__WORK INSTRUCTIONS__
Write out all the data below exactly.

START DATA TO EXAMINE

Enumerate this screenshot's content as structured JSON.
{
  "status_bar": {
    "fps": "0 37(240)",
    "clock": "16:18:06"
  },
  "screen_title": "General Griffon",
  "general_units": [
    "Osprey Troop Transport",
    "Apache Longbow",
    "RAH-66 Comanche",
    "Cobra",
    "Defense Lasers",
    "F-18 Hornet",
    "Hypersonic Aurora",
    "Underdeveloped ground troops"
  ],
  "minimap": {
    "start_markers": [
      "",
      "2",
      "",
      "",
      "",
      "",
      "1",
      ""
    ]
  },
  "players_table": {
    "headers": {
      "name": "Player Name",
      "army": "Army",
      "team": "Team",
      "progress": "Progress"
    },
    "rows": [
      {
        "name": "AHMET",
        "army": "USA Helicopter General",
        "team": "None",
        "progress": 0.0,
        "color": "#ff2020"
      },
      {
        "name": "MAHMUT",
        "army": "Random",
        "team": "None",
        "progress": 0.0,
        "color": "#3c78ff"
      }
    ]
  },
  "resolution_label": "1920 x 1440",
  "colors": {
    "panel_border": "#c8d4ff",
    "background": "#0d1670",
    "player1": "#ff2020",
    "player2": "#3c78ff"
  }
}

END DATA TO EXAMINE

__COMPLETED EXERCISE__
Enumerate this screenshot's content as structured JSON.
{
  "status_bar": {
    "fps": "0 37(240)",
    "clock": "16:18:06"
  },
  "screen_title": "General Griffon",
  "general_units": [
    "Osprey Troop Transport",
    "Apache Longbow",
    "RAH-66 Comanche",
    "Cobra",
    "Defense Lasers",
    "F-18 Hornet",
    "Hypersonic Aurora",
    "Underdeveloped ground troops"
  ],
  "minimap": {
    "start_markers": [
      "",
      "2",
      "",
      "",
      "",
      "",
      "1",
      ""
    ]
  },
  "players_table": {
    "headers": {
      "name": "Player Name",
      "army": "Army",
      "team": "Team",
      "progress": "Progress"
    },
    "rows": [
      {
        "name": "AHMET",
        "army": "USA Helicopter General",
        "team": "None",
        "progress": 0.0,
        "color": "#ff2020"
      },
      {
        "name": "MAHMUT",
        "army": "Random",
        "team": "None",
        "progress": 0.0,
        "color": "#3c78ff"
      }
    ]
  },
  "resolution_label": "1920 x 1440",
  "colors": {
    "panel_border": "#c8d4ff",
    "background": "#0d1670",
    "player1": "#ff2020",
    "player2": "#3c78ff"
  }
}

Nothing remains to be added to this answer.